Summary from Goodreads:
When you're being hunted, who can you trust?
For the first time since she escaped from her school many months ago, Eve can sleep soundly. She's living in Califia, a haven for women, protected from the terrifying fate that awaits orphaned girls in The New America.
But her safety came at a price: She was forced to abandon Caleb, the boy she loves, wounded and alone at the city gates. When Eve gets word that Caleb is in trouble, she sets out into the wild again to rescue him, only to be captured and brought to the City of Sand, the capital of The New America.
Trapped inside the City walls, Eve uncovers a shocking secret about her past--and is forced to confront the harsh reality of her future. When she discovers Caleb is alive, Eve attempts to flee her prison so they can be together--but the consequences could be deadly. She must make a desperate choice to save the ones she loves . . . or risk losing Caleb forever.
I read the first book, Eve, a few months ago because a friend in class lent me a copy and I really liked it, it was a little morbid but the plot was interesting. I was dying to get my hands on the second book, and thanks to my library I was able to get it in ebook form, and it took me only a few hours to read it.
The world in Eve and Once is kind of horrible, certainly if you're young (labor and breeding camps, yuck), and the King and the people in the City of Sand don't want to change things.
Eve is a great main character, she is willing to sarifice herself for those she loves and stands up for herself, plus she did not get swept away by the whole 'Princess' thing instead she stood by Caleb and her friends at the 'School'.
The end was heartbreaking and I hope that the next book does not leave my emotions in such turmoil!
And now I cannot wait to get my hands on the last book, Rise. I recommend this book to those who like futuristic government controlled stories, but be warned there are some heavy themes in the book.

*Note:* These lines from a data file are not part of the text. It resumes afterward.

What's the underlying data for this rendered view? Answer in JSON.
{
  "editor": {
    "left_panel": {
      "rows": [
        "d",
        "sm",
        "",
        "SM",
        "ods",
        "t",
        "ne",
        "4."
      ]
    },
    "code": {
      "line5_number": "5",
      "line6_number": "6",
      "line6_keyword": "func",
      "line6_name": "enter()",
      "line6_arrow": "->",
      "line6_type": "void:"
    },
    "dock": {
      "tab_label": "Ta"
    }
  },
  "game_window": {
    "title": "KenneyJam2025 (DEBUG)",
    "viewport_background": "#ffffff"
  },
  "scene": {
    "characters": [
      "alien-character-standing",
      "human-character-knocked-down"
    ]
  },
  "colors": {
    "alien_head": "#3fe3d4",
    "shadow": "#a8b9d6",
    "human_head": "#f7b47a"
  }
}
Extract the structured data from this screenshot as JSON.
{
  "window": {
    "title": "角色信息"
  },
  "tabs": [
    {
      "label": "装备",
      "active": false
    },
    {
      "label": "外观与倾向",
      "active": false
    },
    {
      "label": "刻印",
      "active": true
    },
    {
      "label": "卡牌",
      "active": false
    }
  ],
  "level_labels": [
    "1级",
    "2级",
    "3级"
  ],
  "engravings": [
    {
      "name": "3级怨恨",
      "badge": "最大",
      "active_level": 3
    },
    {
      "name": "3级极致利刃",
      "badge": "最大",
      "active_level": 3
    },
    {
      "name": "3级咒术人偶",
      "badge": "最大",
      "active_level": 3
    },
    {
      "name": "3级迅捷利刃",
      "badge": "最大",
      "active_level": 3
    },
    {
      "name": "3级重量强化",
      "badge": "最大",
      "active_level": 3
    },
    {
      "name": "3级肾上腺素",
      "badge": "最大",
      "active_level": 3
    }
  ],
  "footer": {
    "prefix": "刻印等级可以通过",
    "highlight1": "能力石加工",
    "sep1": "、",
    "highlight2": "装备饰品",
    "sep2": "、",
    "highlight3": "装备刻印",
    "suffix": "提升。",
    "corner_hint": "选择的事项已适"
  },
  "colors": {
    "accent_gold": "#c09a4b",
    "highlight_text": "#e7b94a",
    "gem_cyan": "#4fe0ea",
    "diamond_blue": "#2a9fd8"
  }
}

"Our bodies fitted together perfectly, as though we were never meant to be apart." p.135
Four out of Five Stars